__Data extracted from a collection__
────────

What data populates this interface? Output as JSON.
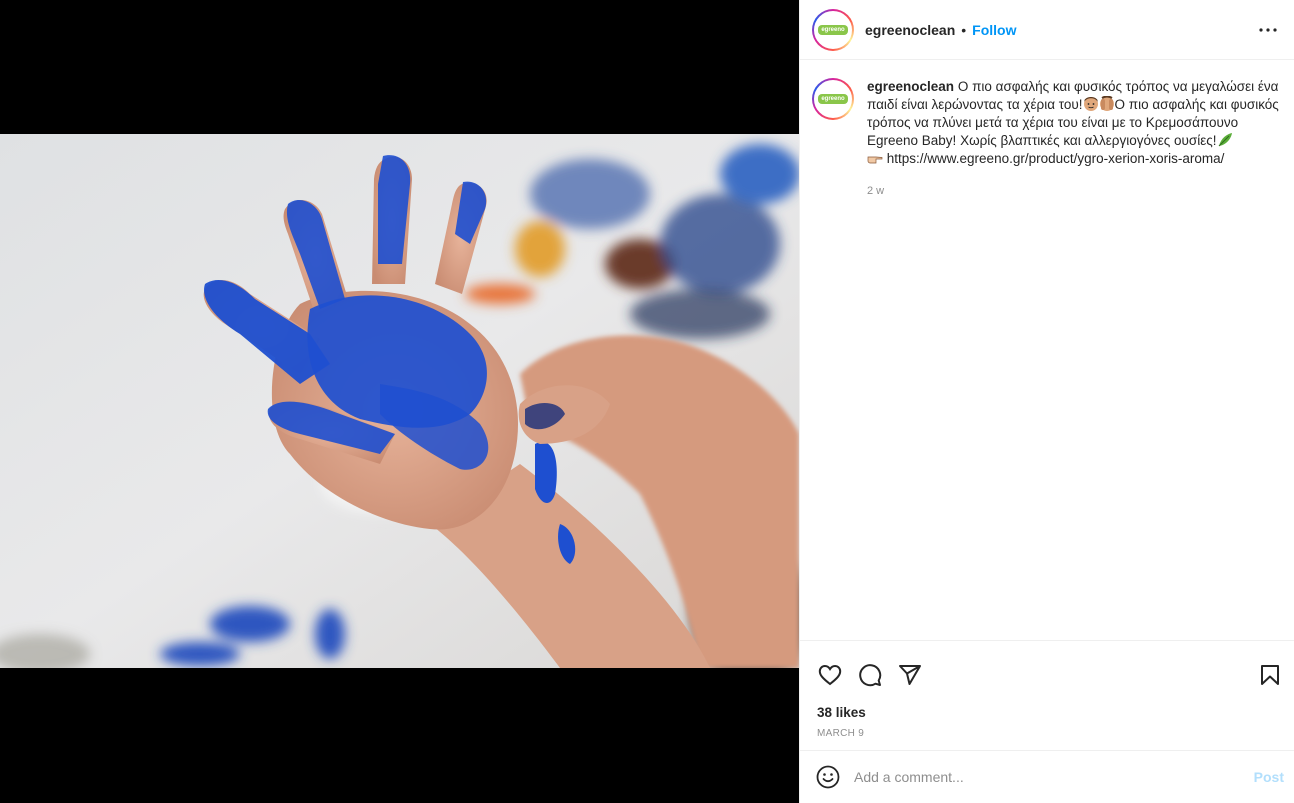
{
  "post": {
    "username": "egreenoclean",
    "avatar_logo": "egreeno",
    "follow_label": "Follow",
    "separator": "•",
    "caption": {
      "text_part1": "Ο πιο ασφαλής και φυσικός τρόπος να μεγαλώσει ένα παιδί είναι λερώνοντας τα χέρια του!",
      "text_part2": "Ο πιο ασφαλής και φυσικός τρόπος να πλύνει μετά τα χέρια του είναι με το Κρεμοσάπουνο Egreeno Baby! Χωρίς βλαπτικές και αλλεργιογόνες ουσίες!",
      "link": "https://www.egreeno.gr/product/ygro-xerion-xoris-aroma/",
      "time": "2 w",
      "emojis": [
        "child-face-emoji",
        "hands-over-face-emoji",
        "leaf-emoji",
        "pointing-hand-emoji"
      ]
    },
    "likes": "38 likes",
    "date": "MARCH 9",
    "comment": {
      "placeholder": "Add a comment...",
      "post_label": "Post"
    },
    "icons": [
      "more-options-icon",
      "heart-icon",
      "comment-icon",
      "share-icon",
      "bookmark-icon",
      "emoji-icon"
    ],
    "colors": {
      "follow": "#0095f6",
      "post_disabled": "#b2dffc",
      "logo_green": "#8ac64a",
      "paint_blue": "#1e4fd0"
    }
  }
}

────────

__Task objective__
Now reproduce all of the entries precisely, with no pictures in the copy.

__Expected answer__
What data populates this interface? Output as JSON.
{
  "post": {
    "username": "egreenoclean",
    "avatar_logo": "egreeno",
    "follow_label": "Follow",
    "separator": "•",
    "caption": {
      "text_part1": "Ο πιο ασφαλής και φυσικός τρόπος να μεγαλώσει ένα παιδί είναι λερώνοντας τα χέρια του!",
      "text_part2": "Ο πιο ασφαλής και φυσικός τρόπος να πλύνει μετά τα χέρια του είναι με το Κρεμοσάπουνο Egreeno Baby! Χωρίς βλαπτικές και αλλεργιογόνες ουσίες!",
      "link": "https://www.egreeno.gr/product/ygro-xerion-xoris-aroma/",
      "time": "2 w",
      "emojis": [
        "child-face-emoji",
        "hands-over-face-emoji",
        "leaf-emoji",
        "pointing-hand-emoji"
      ]
    },
    "likes": "38 likes",
    "date": "MARCH 9",
    "comment": {
      "placeholder": "Add a comment...",
      "post_label": "Post"
    },
    "icons": [
      "more-options-icon",
      "heart-icon",
      "comment-icon",
      "share-icon",
      "bookmark-icon",
      "emoji-icon"
    ],
    "colors": {
      "follow": "#0095f6",
      "post_disabled": "#b2dffc",
      "logo_green": "#8ac64a",
      "paint_blue": "#1e4fd0"
    }
  }
}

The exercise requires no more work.